History of Los Caídos
The valley itself is now preserved as a National Park and there are at least 40,000 bodies buried beneath the valley floor – both Nationalist and Republican. The names of the dead are commemorated in a register. Franco announced the building of the monument on April 1st, 1940 – the day of his victory parade to celebrate the first anniversary of his success. The underground crypt, the Basilica de la Santa Cruz del Valle de Los Caídos, is one of the world’s largest basilicas. It is known that upwards of 12,000 political prisoners created the crypt by digging into solid granite, an operation which took 18 years.
At the summit of a cliff known as Risco de la Nava is the largest free-standing cross in the world. This can be reached either by foot or by a funicular railway from the basilica.The cross, made from granite, stands 492 feet high with a width of 154 feet, and has four huge statutes of the Evangelists at its base. On the other side of the mountain there is a Benedictine Abbey where the priests say perpetual Masses for the war dead.
When Franco died in 1975, it was decided to bury him in the church itself, along with the previously buried José Antonio Primo de Rivera, the founder of the Spanish Falange.
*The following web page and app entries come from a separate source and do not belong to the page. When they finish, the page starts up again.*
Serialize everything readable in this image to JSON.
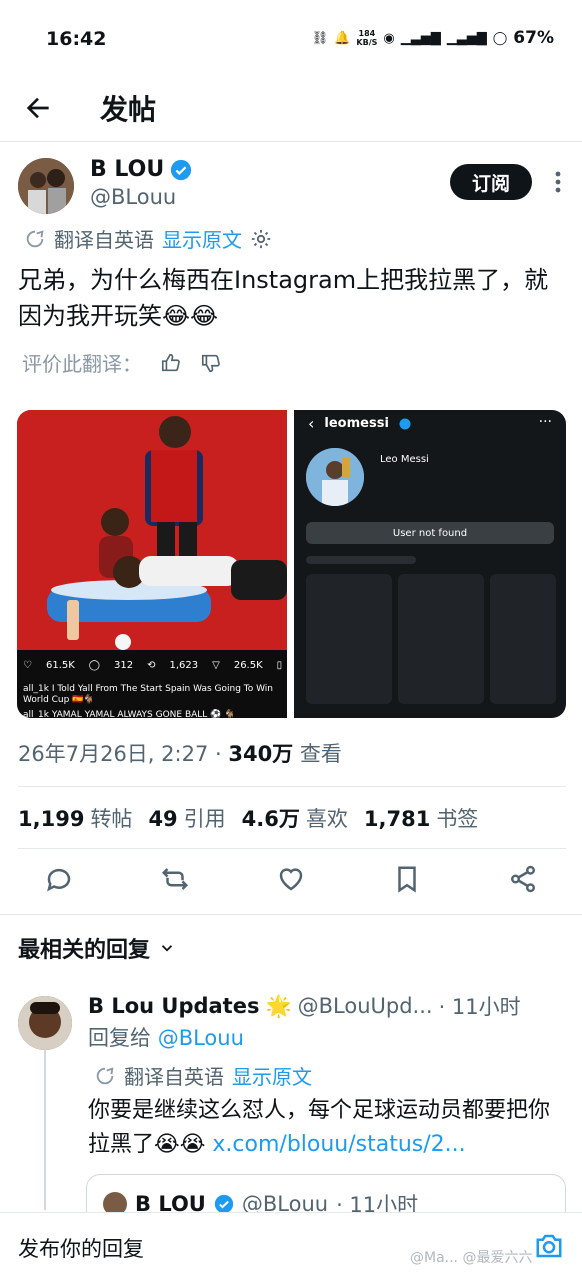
{
  "status": {
    "time": "16:42",
    "net_speed_value": "184",
    "net_speed_unit": "KB/S",
    "battery": "67%"
  },
  "header": {
    "title": "发帖"
  },
  "post": {
    "author_name": "B LOU",
    "author_handle": "@BLouu",
    "subscribe_label": "订阅",
    "translated_from": "翻译自英语",
    "show_original": "显示原文",
    "text": "兄弟，为什么梅西在Instagram上把我拉黑了，就因为我开玩笑😂😂",
    "rate_translation": "评价此翻译：",
    "timestamp": "26年7月26日, 2:27 · ",
    "views_count": "340万",
    "views_label": " 查看",
    "stats": [
      {
        "count": "1,199",
        "label": "转帖"
      },
      {
        "count": "49",
        "label": "引用"
      },
      {
        "count": "4.6万",
        "label": "喜欢"
      },
      {
        "count": "1,781",
        "label": "书签"
      }
    ]
  },
  "media_left": {
    "likes": "61.5K",
    "comments": "312",
    "reposts": "1,623",
    "shares": "26.5K",
    "caption_line1": "all_1k I Told Yall From The Start Spain Was Going To Win",
    "caption_line2": "World Cup 🇪🇸🐐",
    "caption_line3": "all_1k YAMAL YAMAL ALWAYS GONE BALL ⚽ 🐐"
  },
  "media_right": {
    "username": "leomessi",
    "display_name": "Leo Messi",
    "not_found": "User not found"
  },
  "replies": {
    "sort_label": "最相关的回复",
    "items": [
      {
        "name": "B Lou Updates",
        "badge": "🌟",
        "handle": "@BLouUpd...",
        "time": "· 11小时",
        "reply_to_prefix": "回复给 ",
        "reply_to_handle": "@BLouu",
        "translated_from": "翻译自英语",
        "show_original": "显示原文",
        "text": "你要是继续这么怼人，每个足球运动员都要把你拉黑了😭😭 ",
        "link": "x.com/blouu/status/2..."
      }
    ],
    "quote": {
      "name": "B LOU",
      "handle": "@BLouu",
      "time": "· 11小时"
    }
  },
  "bottom_bar": {
    "placeholder": "发布你的回复",
    "watermark": "@Ma... @最爱六六"
  },
  "colors": {
    "accent": "#1d9bf0",
    "text": "#0f1419",
    "muted": "#536471"
  }
}
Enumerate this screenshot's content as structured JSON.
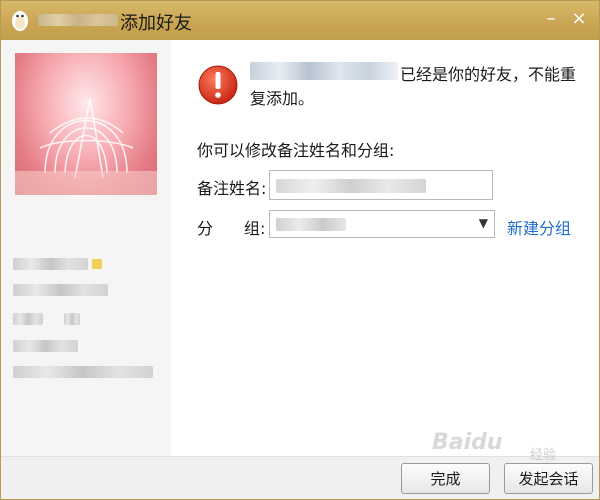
{
  "window": {
    "title": "添加好友",
    "minimize_glyph": "–",
    "close_glyph": "×"
  },
  "message": {
    "line1": "已经是你的好友，不能重",
    "line2": "复添加。"
  },
  "form": {
    "prompt": "你可以修改备注姓名和分组:",
    "remark_label": "备注姓名:",
    "group_label_char1": "分",
    "group_label_char2": "组:",
    "group_chevron": "▼",
    "new_group_link": "新建分组"
  },
  "buttons": {
    "done": "完成",
    "start_chat": "发起会话"
  },
  "watermark": {
    "latin": "Baidu",
    "cn": "经验"
  },
  "colors": {
    "titlebar": "#c9a552",
    "link": "#1f6fc9",
    "warning": "#d9341f"
  },
  "icons": {
    "title_logo": "qq-penguin-icon",
    "warning": "warning-icon"
  }
}
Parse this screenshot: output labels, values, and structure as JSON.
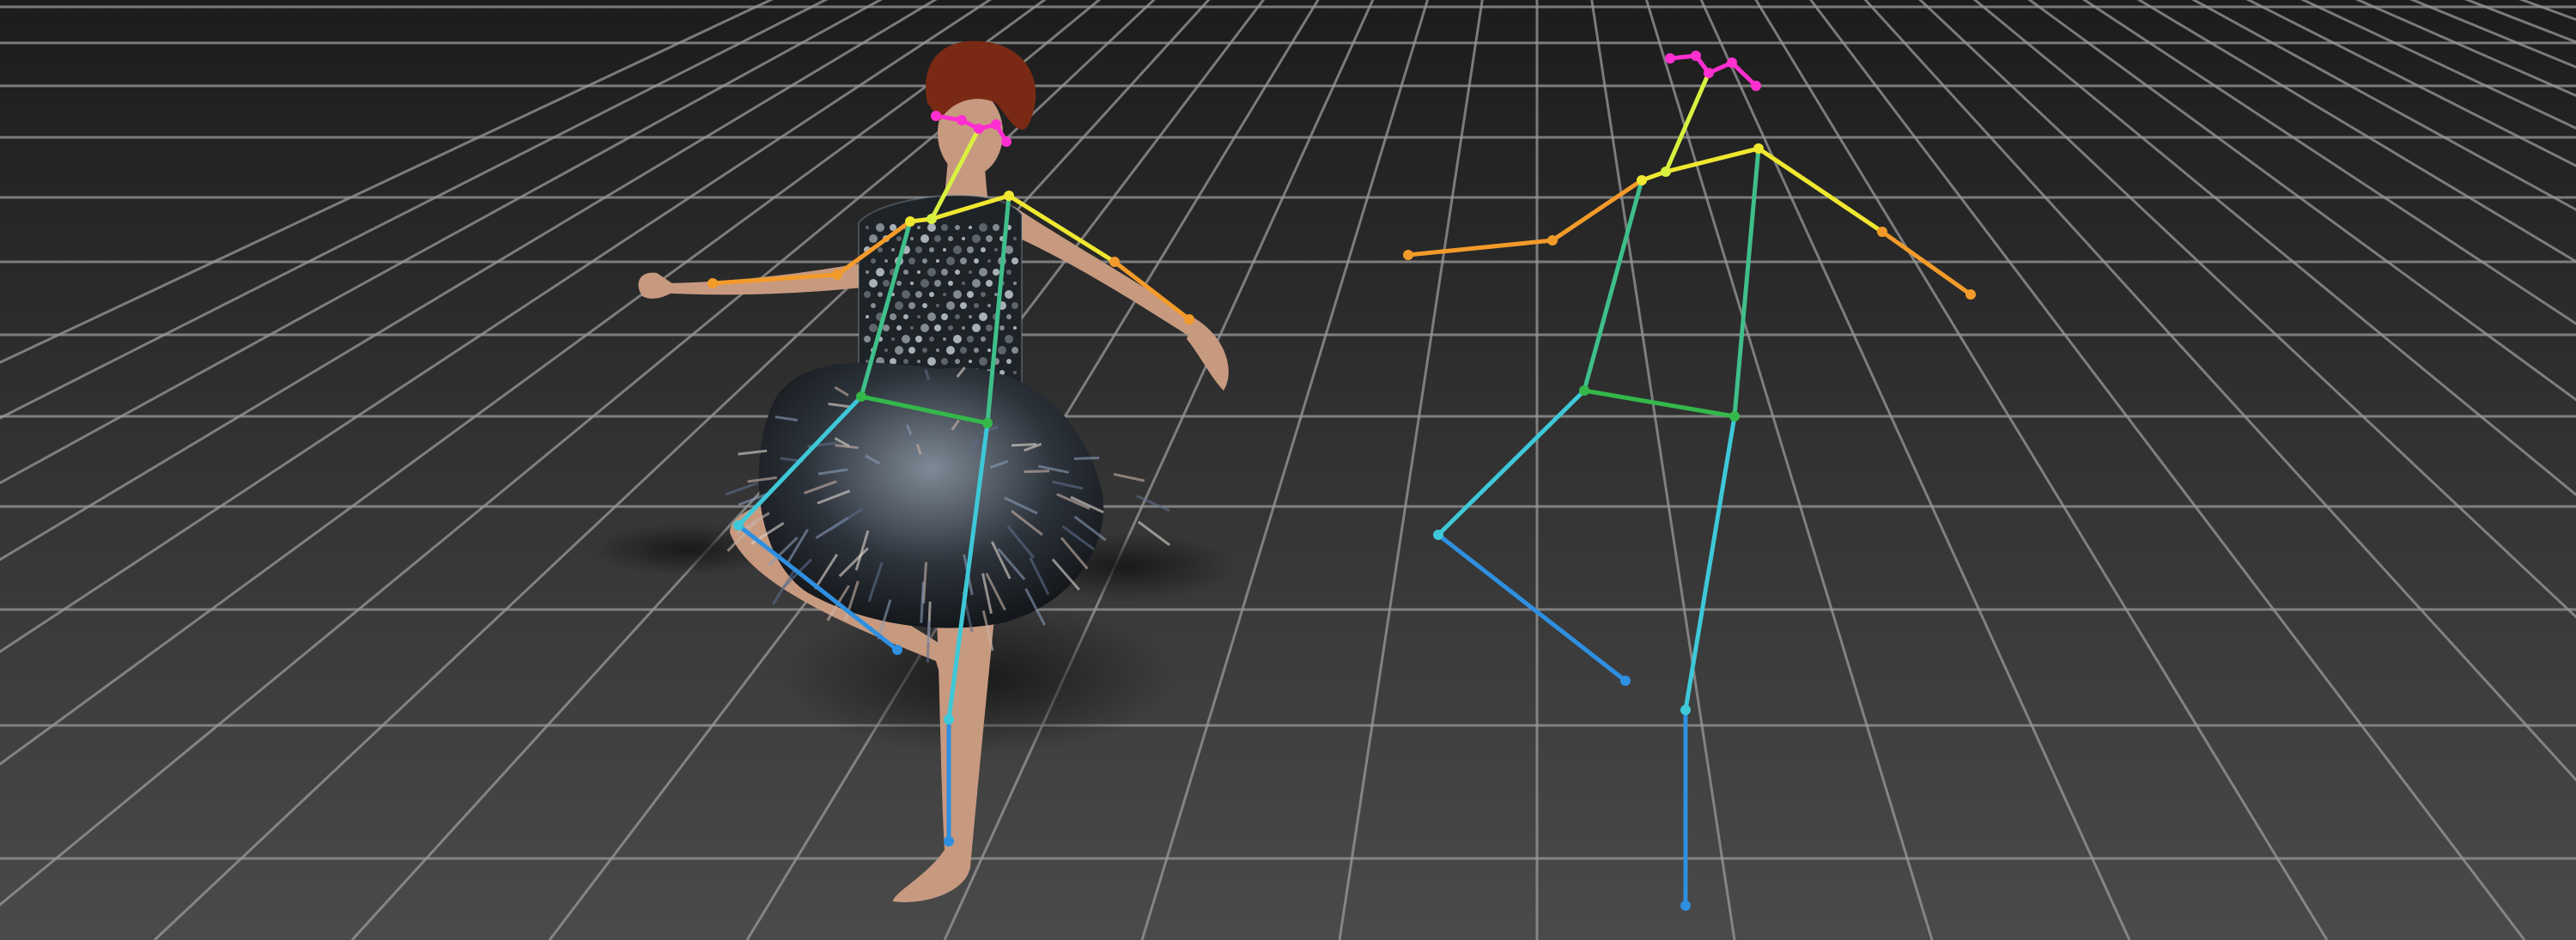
{
  "scene": {
    "background_top": "#1c1c1c",
    "background_bottom": "#4a4a4a",
    "grid_color": "#9a9a9a",
    "figure_skin": "#c79a80",
    "figure_hair": "#7a2a14",
    "dress_color": "#2c3036",
    "shadow_color": "#1a1a1a"
  },
  "skeleton_palette": {
    "head": "#ff2fd0",
    "neck": "#d8f040",
    "arms": "#f0e830",
    "forearms": "#f39b2a",
    "torso": "#3fbf8a",
    "hips": "#34b84a",
    "legs": "#3ec8d8",
    "lower_legs": "#2f8fe0"
  },
  "labels": {
    "photo_figure": "dancer-with-pose-overlay",
    "skeleton_figure": "standalone-pose-skeleton"
  }
}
After decades of controversy Franco’s remains were exhumed in 2019 and reburied at the Mingorrubio-El Pardo cemetery near Madrid.